Looking for a trip to the lake this summer? Thinking about Lake Powell, Lake George, or maybe Lake Tahoe? What about Lake Vostok? Heard of it? Maybe. But you're probably not going to plan your next vacation here - this sugblacial lake lies 4000 meters below the ice in East Antarctica!
Confirmed in 1993 by satellite-based laser altimetry, this lake is not only the largest subglacial lake on the continent, but this body of water has been isolated underground with limited nutrients and complete darkness and has become an interesting topic for researchers and scientists worldwide.
So here's the million-dollar question: is there life in Lake Vostok?
First, it is important to note that scientists have only been able to gain access to the lake in the past year when a team of Russian scientists finally reached the surface of the lake after decades of drilling- a tedious and formidable engineering task.
It will take the team about a year to analyze those samples collected earlier this yea, however, hints that there may be previously unidentified species of bacteria in the lake have leaked.
Scientists have also examined ice cores taken above the lake. Samples of these cores have included "accretion ice" which was once lake water that later froze and adhered to the overlying ice sheet.
Past research has found low concentrations of microbes relative to most environments on Earth within the accretion ice.
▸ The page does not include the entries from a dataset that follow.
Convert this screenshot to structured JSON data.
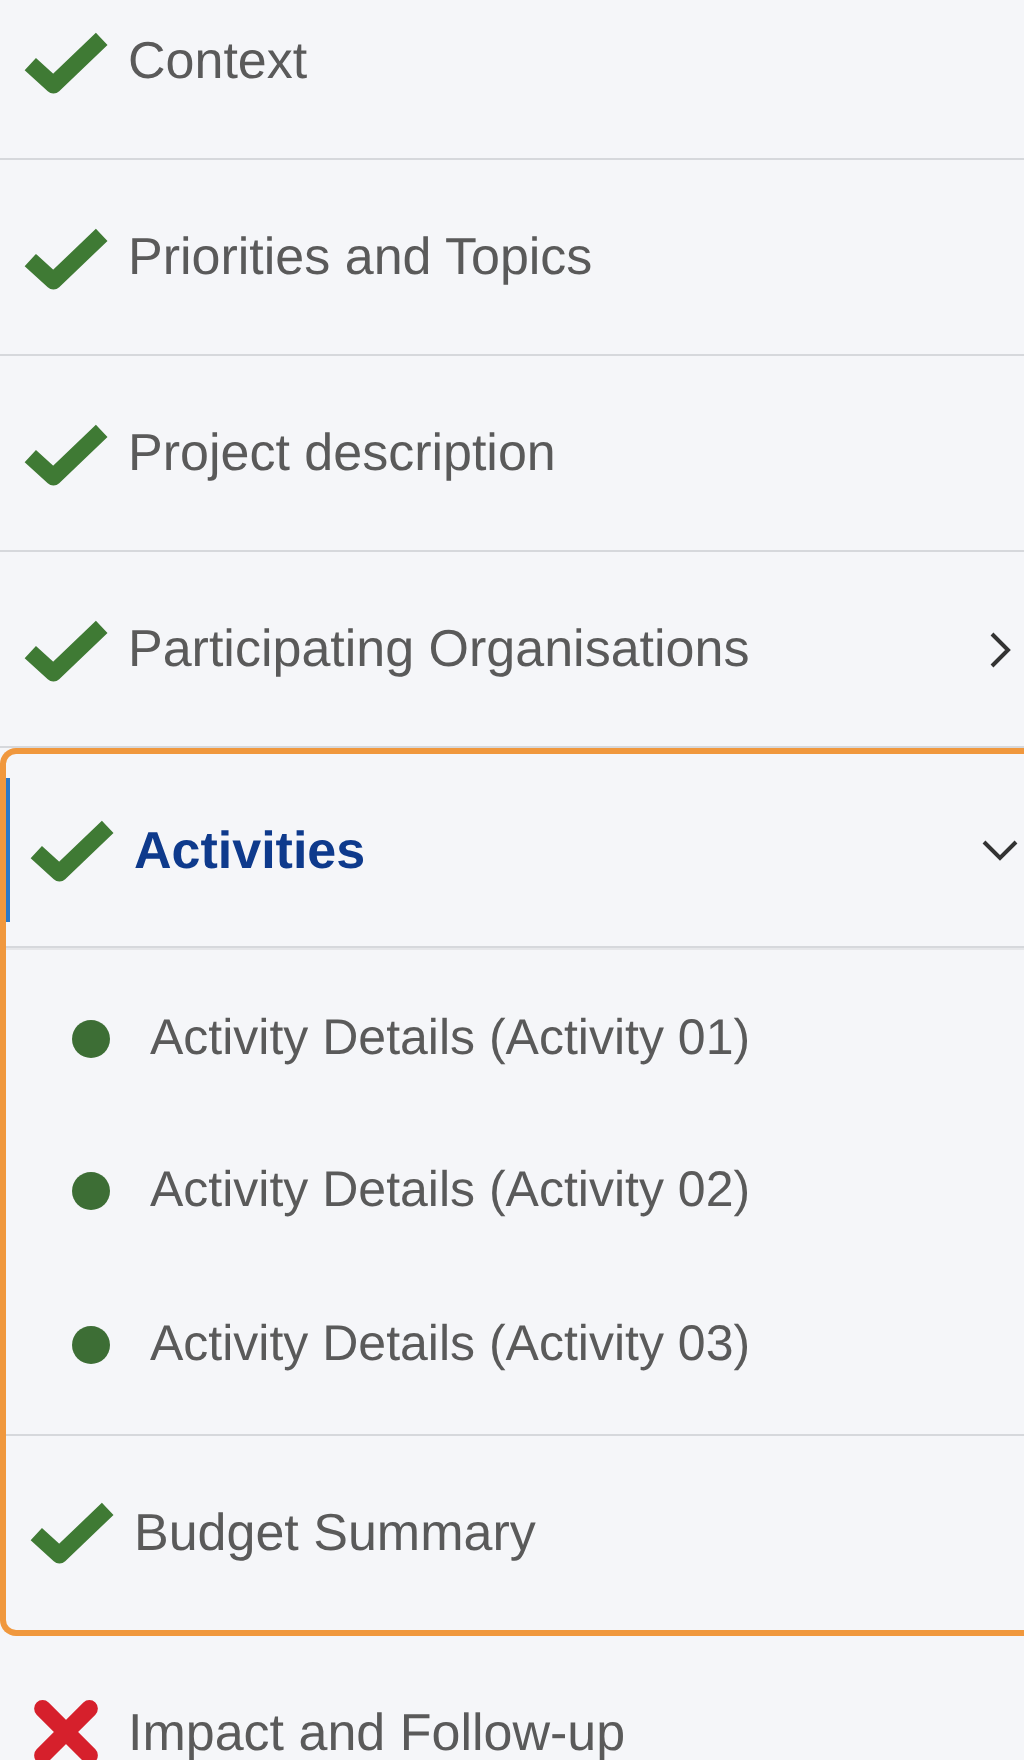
{
  "nav": [
    {
      "kind": "item",
      "label": "Context",
      "complete": true,
      "selected": false
    },
    {
      "kind": "item",
      "label": "Priorities and Topics",
      "complete": true,
      "selected": false
    },
    {
      "kind": "item",
      "label": "Project description",
      "complete": true,
      "selected": false
    },
    {
      "kind": "item",
      "label": "Participating Organisations",
      "complete": true,
      "expanded": false,
      "selected": false
    },
    {
      "kind": "group",
      "highlighted": true,
      "items": [
        {
          "kind": "item",
          "label": "Activities",
          "complete": true,
          "expanded": true,
          "selected": true,
          "children": [
            {
              "label": "Activity Details (Activity 01)",
              "color": "#3d6e35"
            },
            {
              "label": "Activity Details (Activity 02)",
              "color": "#3d6e35"
            },
            {
              "label": "Activity Details (Activity 03)",
              "color": "#3d6e35"
            }
          ]
        },
        {
          "kind": "item",
          "label": "Budget Summary",
          "complete": true,
          "selected": false
        }
      ]
    },
    {
      "kind": "item",
      "label": "Impact and Follow-up",
      "complete": false,
      "selected": false
    }
  ]
}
However, there is also potential for a complex microbial ecosystem of bacteria and fungi, possible with distinct ecological zones.
Most recently, researchers from Bowling Green State University in Ohio have identified a diverse array of microbes in the ice. By cultivating and sequencing nucleic acids, researchers have identified more than 3500 unique genetic sequences. And these sequences were similar to those creatures found across the globe.
While it is still to early to tell what exactly lives beneath the Antarctic ice, scientists note that Lake Vostok was in contact with the atmosphere millions of years ago so it is likely that a complex network of organisms populated the lake during that time.
Read more at Science.
Antarctica image via Shutterstock.